By coincidence, 2020 is also the year of the Tokyo Olympics, which will be the target of an effort by the Ministry of Land, Infrastructure, Transport and Tourism (MLITT?) to bury power cables in core areas of Tokyo.
The story in Nikkei (September 29) indicates that whereas 100% of electric cables are buried in London, Paris and Hong Kong, in Tokyo 23 wards the percentage is more like 40%, Osaka lower yet, and Nagoya only 20%. Overall in Japan only something like 15% of electric cables are buried. Indeed, for many decades the mess of overhead cables and numerous reinforced concrete poles criss-crossing the countryside are one of the most remarked-upon aspects of Japan--the nation's worst eyesore.
As Japanologist Alex Kerr wrote in 1994 in his classic Lost Japan:
"And the electric wires! Japan is the only advanced nation in the world that does not bury electric lines in its towns and cities, and this is a prime factor in the squalid visual impression of its urban areas. Out in the suburbs, the use of electric lines is even worse."
"I was once taken to see the new Yokohama residential district Kohoku New Town, and was amazed at the multitude of enormous steel pylons and smaller utility poles clustered everywhere--a hellish web of power lines darkening the sky above one's head. This is a site considered a model of urban development. ..."
The plan just announced is now to eliminate all utility poles from areas in Tokyo near train stations, airports and other places that tourists are likely to visit. The reasoning is said to be for both improved view/aesthetics and also for greater resilience in event of natural disasters. The plan covers approximately 130 kilometers (80 miles) of streets.

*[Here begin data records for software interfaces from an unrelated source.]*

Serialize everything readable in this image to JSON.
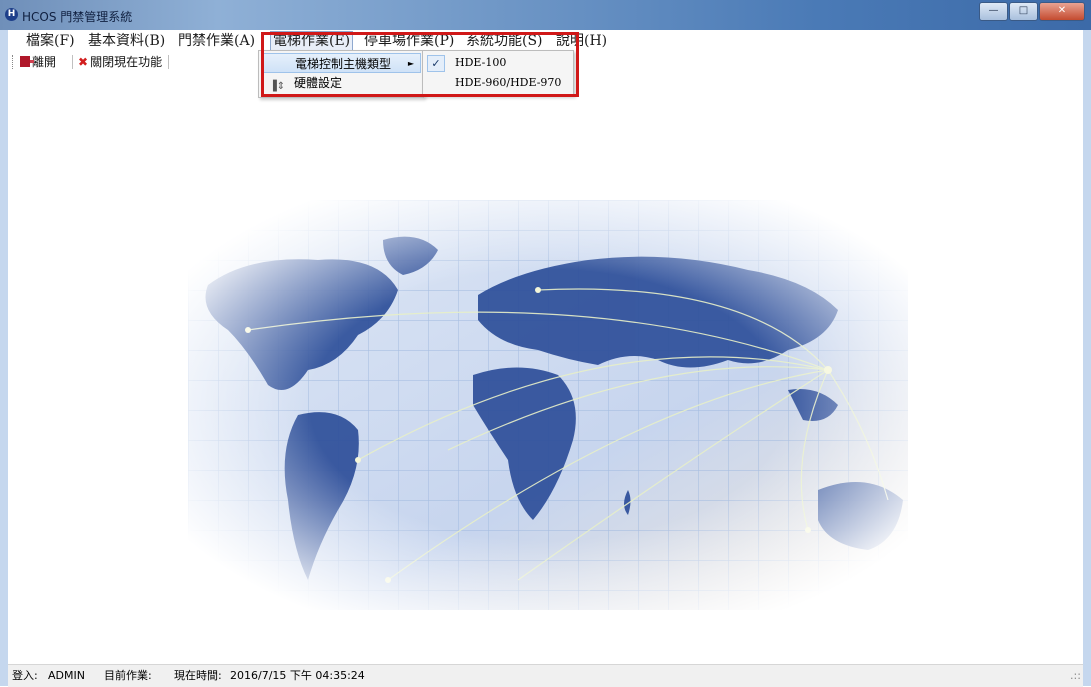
{
  "window": {
    "title": "HCOS 門禁管理系統",
    "app_icon_glyph": "H",
    "minimize_glyph": "—",
    "maximize_glyph": "□",
    "close_glyph": "✕"
  },
  "menubar": {
    "items": [
      {
        "label": "檔案(F)"
      },
      {
        "label": "基本資料(B)"
      },
      {
        "label": "門禁作業(A)"
      },
      {
        "label": "電梯作業(E)"
      },
      {
        "label": "停車場作業(P)"
      },
      {
        "label": "系統功能(S)"
      },
      {
        "label": "說明(H)"
      }
    ]
  },
  "toolbar": {
    "exit_label": "離開",
    "close_label": "關閉現在功能"
  },
  "dropdown": {
    "items": [
      {
        "label": "電梯控制主機類型",
        "arrow": "►"
      },
      {
        "label": "硬體設定",
        "icon_glyph": "▐⇕"
      }
    ]
  },
  "submenu": {
    "items": [
      {
        "label": "HDE-100",
        "checked": true,
        "check_glyph": "✓"
      },
      {
        "label": "HDE-960/HDE-970",
        "checked": false
      }
    ]
  },
  "statusbar": {
    "login_label": "登入:",
    "login_value": "ADMIN",
    "current_label": "目前作業:",
    "time_label": "現在時間:",
    "time_value": "2016/7/15 下午 04:35:24",
    "grip_glyph": ".::"
  },
  "colors": {
    "highlight_frame": "#d01818",
    "map_land": "#2e4f9a",
    "map_grid": "#9fb8de"
  }
}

The total cost is estimated at 78 billion yen (approximately $780 million). Bear in mind that this price tag will only deal with the issue in the most crowded and central areas of Tokyo -- an area in which 80% of cables are already buried. The cost will be shared, one-third borne by the national government, one-third by the Tokyo Metro government, and one-third by the electric utilities whose wires will be moved (NTT and TEPCO, in this case). As a taxpayer to both the national and Tokyo governments and a forced customer of both NTT and TEPCO, I guess I am a significant contributor to the effort. Still, in this case, the expense is long overdue.